§ **Work task**: In the records that follow, find each line with "Thunde" and pull it out.

§ **Records contained in a dataset**:

========

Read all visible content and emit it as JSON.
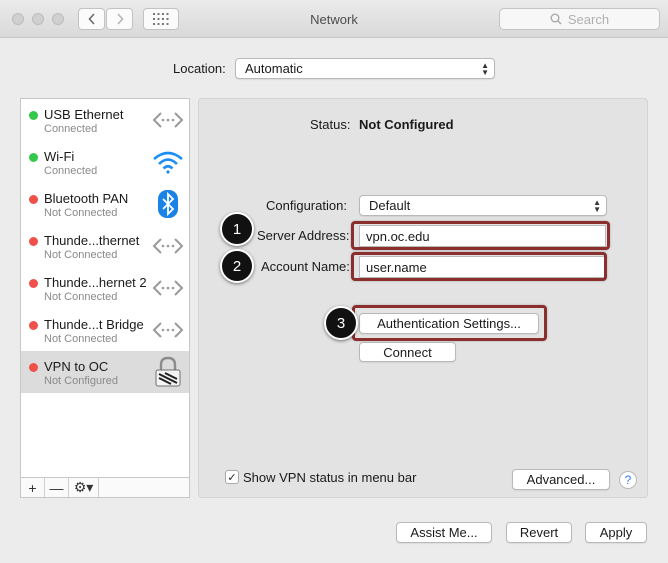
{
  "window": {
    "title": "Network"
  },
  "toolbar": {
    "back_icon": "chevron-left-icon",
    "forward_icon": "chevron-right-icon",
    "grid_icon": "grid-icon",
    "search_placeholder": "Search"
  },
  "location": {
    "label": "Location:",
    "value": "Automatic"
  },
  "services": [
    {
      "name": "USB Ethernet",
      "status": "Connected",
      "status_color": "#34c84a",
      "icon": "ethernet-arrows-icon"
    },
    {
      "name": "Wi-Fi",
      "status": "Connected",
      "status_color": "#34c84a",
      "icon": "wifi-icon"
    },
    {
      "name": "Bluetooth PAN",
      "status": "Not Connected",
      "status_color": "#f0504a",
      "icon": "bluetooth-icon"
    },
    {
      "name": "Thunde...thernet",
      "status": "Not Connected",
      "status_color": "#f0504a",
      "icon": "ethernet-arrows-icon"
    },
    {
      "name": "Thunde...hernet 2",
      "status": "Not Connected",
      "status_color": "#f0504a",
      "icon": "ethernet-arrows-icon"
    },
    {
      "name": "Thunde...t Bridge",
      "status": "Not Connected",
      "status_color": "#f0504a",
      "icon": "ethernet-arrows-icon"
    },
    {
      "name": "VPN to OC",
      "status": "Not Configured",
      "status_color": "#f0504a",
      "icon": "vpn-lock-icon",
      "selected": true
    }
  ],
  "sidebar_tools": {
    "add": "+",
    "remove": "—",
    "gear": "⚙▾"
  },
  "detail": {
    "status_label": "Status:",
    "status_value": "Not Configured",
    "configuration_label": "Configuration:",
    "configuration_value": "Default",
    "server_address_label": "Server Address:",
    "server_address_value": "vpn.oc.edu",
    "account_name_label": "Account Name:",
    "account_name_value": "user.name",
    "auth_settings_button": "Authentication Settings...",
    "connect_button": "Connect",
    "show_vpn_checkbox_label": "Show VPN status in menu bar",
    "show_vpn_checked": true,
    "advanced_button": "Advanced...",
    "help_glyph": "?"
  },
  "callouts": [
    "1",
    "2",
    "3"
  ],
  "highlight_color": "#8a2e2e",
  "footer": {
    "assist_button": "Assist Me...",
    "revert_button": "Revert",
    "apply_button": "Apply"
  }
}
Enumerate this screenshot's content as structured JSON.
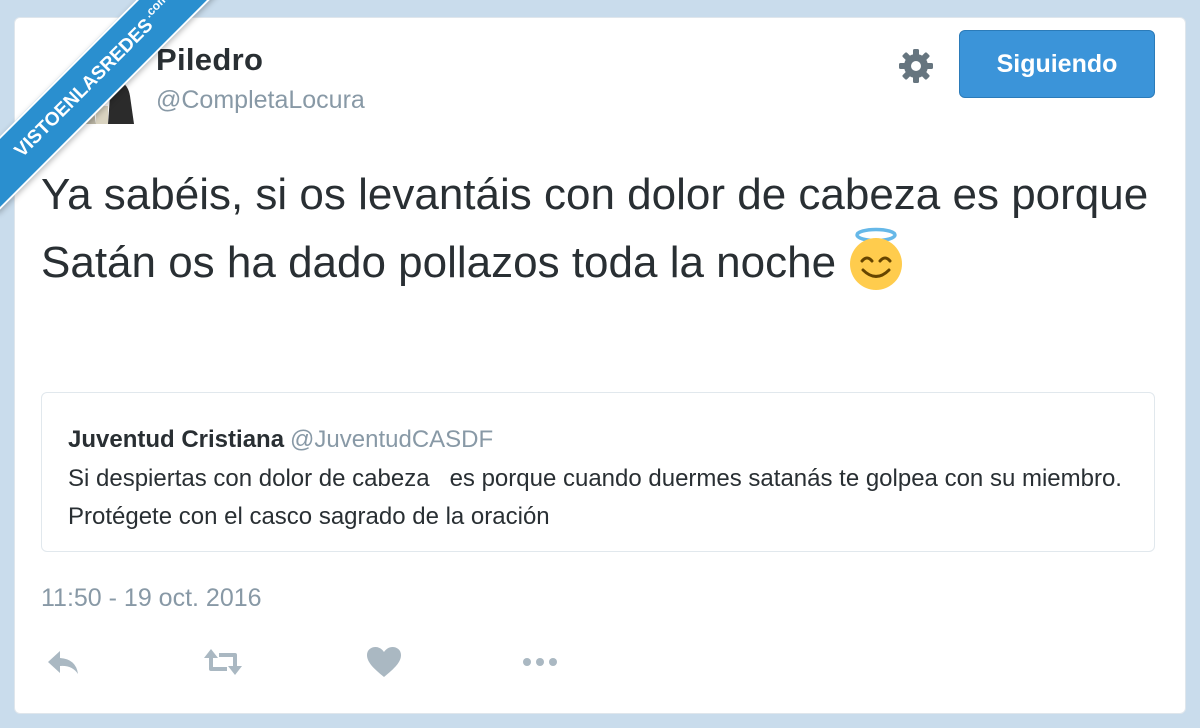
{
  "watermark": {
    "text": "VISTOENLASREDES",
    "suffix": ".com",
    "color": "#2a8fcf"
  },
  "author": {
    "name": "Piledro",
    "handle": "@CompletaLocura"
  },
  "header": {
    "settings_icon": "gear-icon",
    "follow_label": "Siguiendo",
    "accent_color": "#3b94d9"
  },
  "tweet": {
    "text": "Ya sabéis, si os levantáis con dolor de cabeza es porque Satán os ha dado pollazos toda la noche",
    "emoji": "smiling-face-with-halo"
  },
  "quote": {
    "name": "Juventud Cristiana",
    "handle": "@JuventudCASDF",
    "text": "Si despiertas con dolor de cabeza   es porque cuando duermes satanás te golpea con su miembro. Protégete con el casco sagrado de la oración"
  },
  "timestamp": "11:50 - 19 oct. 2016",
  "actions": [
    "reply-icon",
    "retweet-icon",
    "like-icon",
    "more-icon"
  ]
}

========

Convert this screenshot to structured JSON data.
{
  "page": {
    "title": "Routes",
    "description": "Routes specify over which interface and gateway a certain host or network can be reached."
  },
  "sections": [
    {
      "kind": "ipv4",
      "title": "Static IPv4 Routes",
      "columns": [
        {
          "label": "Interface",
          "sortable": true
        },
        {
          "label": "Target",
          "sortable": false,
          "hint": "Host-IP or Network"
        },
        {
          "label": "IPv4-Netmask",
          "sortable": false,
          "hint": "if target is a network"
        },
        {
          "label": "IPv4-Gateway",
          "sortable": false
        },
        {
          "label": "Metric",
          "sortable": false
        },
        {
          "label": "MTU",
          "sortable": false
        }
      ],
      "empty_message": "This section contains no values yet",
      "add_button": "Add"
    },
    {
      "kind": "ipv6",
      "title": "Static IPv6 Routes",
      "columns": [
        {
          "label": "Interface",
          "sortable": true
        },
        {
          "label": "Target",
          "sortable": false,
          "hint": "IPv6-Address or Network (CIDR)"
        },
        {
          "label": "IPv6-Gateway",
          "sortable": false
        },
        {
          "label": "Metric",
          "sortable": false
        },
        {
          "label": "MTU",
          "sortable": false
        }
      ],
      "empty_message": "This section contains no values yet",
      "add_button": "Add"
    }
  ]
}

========

§ **Task response**:
      "name": "Thunde...thernet",
      "name": "Thunde...hernet 2",
      "name": "Thunde...t Bridge",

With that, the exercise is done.